◆ **Exercise aim**
Exactly as written, give back every record below.

◆ **Information supplied**
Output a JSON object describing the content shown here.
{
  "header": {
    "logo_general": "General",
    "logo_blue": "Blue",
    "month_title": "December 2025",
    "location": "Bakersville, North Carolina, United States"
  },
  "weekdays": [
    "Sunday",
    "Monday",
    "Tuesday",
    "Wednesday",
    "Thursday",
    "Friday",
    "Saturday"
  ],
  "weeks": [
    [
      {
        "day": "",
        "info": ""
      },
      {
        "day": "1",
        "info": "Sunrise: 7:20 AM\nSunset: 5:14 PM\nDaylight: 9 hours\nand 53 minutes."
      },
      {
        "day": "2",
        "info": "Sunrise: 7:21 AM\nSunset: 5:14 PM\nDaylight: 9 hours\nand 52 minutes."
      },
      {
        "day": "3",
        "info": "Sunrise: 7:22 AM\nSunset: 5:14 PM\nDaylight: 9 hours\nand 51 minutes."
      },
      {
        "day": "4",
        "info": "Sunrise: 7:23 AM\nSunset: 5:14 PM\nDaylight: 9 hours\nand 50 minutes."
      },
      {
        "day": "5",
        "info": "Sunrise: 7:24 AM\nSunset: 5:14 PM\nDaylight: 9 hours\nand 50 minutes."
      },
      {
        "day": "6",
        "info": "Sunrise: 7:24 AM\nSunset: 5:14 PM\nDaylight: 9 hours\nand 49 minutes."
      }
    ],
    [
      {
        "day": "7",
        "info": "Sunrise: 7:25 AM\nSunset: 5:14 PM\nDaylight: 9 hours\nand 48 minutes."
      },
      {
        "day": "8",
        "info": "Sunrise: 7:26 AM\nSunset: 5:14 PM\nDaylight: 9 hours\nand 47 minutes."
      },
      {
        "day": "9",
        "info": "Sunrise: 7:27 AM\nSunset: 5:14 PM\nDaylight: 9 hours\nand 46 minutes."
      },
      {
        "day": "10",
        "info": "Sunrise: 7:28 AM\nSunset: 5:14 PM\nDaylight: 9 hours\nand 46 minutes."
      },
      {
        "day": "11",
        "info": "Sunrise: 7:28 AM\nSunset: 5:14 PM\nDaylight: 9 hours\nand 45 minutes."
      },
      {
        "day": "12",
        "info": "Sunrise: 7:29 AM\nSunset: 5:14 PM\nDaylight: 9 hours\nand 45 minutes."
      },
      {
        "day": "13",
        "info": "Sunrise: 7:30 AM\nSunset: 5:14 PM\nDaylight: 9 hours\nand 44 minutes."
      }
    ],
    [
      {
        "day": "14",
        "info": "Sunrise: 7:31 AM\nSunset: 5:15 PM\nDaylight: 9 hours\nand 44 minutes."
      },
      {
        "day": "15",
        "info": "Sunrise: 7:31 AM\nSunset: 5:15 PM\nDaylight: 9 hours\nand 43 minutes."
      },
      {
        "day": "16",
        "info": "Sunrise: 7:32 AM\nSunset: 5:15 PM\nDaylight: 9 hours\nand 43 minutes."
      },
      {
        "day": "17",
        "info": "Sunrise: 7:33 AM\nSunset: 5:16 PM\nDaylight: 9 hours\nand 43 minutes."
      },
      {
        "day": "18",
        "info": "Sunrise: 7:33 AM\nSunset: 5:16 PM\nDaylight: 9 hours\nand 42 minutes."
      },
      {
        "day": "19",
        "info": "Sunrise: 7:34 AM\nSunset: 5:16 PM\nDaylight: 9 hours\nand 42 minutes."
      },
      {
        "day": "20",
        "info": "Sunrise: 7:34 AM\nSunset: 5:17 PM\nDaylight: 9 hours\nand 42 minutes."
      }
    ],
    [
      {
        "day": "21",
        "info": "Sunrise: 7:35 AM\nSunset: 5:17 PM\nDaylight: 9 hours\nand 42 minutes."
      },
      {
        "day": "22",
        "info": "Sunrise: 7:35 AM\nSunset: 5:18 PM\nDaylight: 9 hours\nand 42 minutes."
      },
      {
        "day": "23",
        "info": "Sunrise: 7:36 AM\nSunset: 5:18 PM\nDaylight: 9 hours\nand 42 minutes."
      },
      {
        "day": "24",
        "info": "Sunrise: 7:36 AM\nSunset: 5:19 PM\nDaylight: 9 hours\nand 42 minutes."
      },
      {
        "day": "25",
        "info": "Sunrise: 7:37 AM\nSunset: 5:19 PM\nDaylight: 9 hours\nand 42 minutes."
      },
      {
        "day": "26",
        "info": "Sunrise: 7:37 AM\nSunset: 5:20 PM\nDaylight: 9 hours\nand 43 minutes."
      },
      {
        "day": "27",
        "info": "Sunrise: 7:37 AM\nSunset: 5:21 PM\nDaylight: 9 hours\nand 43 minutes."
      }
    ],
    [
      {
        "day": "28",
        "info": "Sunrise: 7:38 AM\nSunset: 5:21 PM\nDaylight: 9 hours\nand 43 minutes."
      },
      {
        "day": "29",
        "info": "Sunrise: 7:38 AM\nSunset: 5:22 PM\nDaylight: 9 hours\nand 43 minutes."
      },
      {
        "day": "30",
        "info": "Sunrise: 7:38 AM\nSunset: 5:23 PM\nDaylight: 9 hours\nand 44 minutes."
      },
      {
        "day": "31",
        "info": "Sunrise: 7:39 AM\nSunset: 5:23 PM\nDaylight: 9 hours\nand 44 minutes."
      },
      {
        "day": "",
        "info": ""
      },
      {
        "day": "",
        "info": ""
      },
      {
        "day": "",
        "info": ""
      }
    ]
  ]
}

◆ **Task solution**
Output a JSON object describing the content shown here.
{
  "header": {
    "logo_general": "General",
    "logo_blue": "Blue",
    "month_title": "December 2025",
    "location": "Bakersville, North Carolina, United States"
  },
  "weekdays": [
    "Sunday",
    "Monday",
    "Tuesday",
    "Wednesday",
    "Thursday",
    "Friday",
    "Saturday"
  ],
  "weeks": [
    [
      {
        "day": "",
        "info": ""
      },
      {
        "day": "1",
        "info": "Sunrise: 7:20 AM\nSunset: 5:14 PM\nDaylight: 9 hours\nand 53 minutes."
      },
      {
        "day": "2",
        "info": "Sunrise: 7:21 AM\nSunset: 5:14 PM\nDaylight: 9 hours\nand 52 minutes."
      },
      {
        "day": "3",
        "info": "Sunrise: 7:22 AM\nSunset: 5:14 PM\nDaylight: 9 hours\nand 51 minutes."
      },
      {
        "day": "4",
        "info": "Sunrise: 7:23 AM\nSunset: 5:14 PM\nDaylight: 9 hours\nand 50 minutes."
      },
      {
        "day": "5",
        "info": "Sunrise: 7:24 AM\nSunset: 5:14 PM\nDaylight: 9 hours\nand 50 minutes."
      },
      {
        "day": "6",
        "info": "Sunrise: 7:24 AM\nSunset: 5:14 PM\nDaylight: 9 hours\nand 49 minutes."
      }
    ],
    [
      {
        "day": "7",
        "info": "Sunrise: 7:25 AM\nSunset: 5:14 PM\nDaylight: 9 hours\nand 48 minutes."
      },
      {
        "day": "8",
        "info": "Sunrise: 7:26 AM\nSunset: 5:14 PM\nDaylight: 9 hours\nand 47 minutes."
      },
      {
        "day": "9",
        "info": "Sunrise: 7:27 AM\nSunset: 5:14 PM\nDaylight: 9 hours\nand 46 minutes."
      },
      {
        "day": "10",
        "info": "Sunrise: 7:28 AM\nSunset: 5:14 PM\nDaylight: 9 hours\nand 46 minutes."
      },
      {
        "day": "11",
        "info": "Sunrise: 7:28 AM\nSunset: 5:14 PM\nDaylight: 9 hours\nand 45 minutes."
      },
      {
        "day": "12",
        "info": "Sunrise: 7:29 AM\nSunset: 5:14 PM\nDaylight: 9 hours\nand 45 minutes."
      },
      {
        "day": "13",
        "info": "Sunrise: 7:30 AM\nSunset: 5:14 PM\nDaylight: 9 hours\nand 44 minutes."
      }
    ],
    [
      {
        "day": "14",
        "info": "Sunrise: 7:31 AM\nSunset: 5:15 PM\nDaylight: 9 hours\nand 44 minutes."
      },
      {
        "day": "15",
        "info": "Sunrise: 7:31 AM\nSunset: 5:15 PM\nDaylight: 9 hours\nand 43 minutes."
      },
      {
        "day": "16",
        "info": "Sunrise: 7:32 AM\nSunset: 5:15 PM\nDaylight: 9 hours\nand 43 minutes."
      },
      {
        "day": "17",
        "info": "Sunrise: 7:33 AM\nSunset: 5:16 PM\nDaylight: 9 hours\nand 43 minutes."
      },
      {
        "day": "18",
        "info": "Sunrise: 7:33 AM\nSunset: 5:16 PM\nDaylight: 9 hours\nand 42 minutes."
      },
      {
        "day": "19",
        "info": "Sunrise: 7:34 AM\nSunset: 5:16 PM\nDaylight: 9 hours\nand 42 minutes."
      },
      {
        "day": "20",
        "info": "Sunrise: 7:34 AM\nSunset: 5:17 PM\nDaylight: 9 hours\nand 42 minutes."
      }
    ],
    [
      {
        "day": "21",
        "info": "Sunrise: 7:35 AM\nSunset: 5:17 PM\nDaylight: 9 hours\nand 42 minutes."
      },
      {
        "day": "22",
        "info": "Sunrise: 7:35 AM\nSunset: 5:18 PM\nDaylight: 9 hours\nand 42 minutes."
      },
      {
        "day": "23",
        "info": "Sunrise: 7:36 AM\nSunset: 5:18 PM\nDaylight: 9 hours\nand 42 minutes."
      },
      {
        "day": "24",
        "info": "Sunrise: 7:36 AM\nSunset: 5:19 PM\nDaylight: 9 hours\nand 42 minutes."
      },
      {
        "day": "25",
        "info": "Sunrise: 7:37 AM\nSunset: 5:19 PM\nDaylight: 9 hours\nand 42 minutes."
      },
      {
        "day": "26",
        "info": "Sunrise: 7:37 AM\nSunset: 5:20 PM\nDaylight: 9 hours\nand 43 minutes."
      },
      {
        "day": "27",
        "info": "Sunrise: 7:37 AM\nSunset: 5:21 PM\nDaylight: 9 hours\nand 43 minutes."
      }
    ],
    [
      {
        "day": "28",
        "info": "Sunrise: 7:38 AM\nSunset: 5:21 PM\nDaylight: 9 hours\nand 43 minutes."
      },
      {
        "day": "29",
        "info": "Sunrise: 7:38 AM\nSunset: 5:22 PM\nDaylight: 9 hours\nand 43 minutes."
      },
      {
        "day": "30",
        "info": "Sunrise: 7:38 AM\nSunset: 5:23 PM\nDaylight: 9 hours\nand 44 minutes."
      },
      {
        "day": "31",
        "info": "Sunrise: 7:39 AM\nSunset: 5:23 PM\nDaylight: 9 hours\nand 44 minutes."
      },
      {
        "day": "",
        "info": ""
      },
      {
        "day": "",
        "info": ""
      },
      {
        "day": "",
        "info": ""
      }
    ]
  ]
}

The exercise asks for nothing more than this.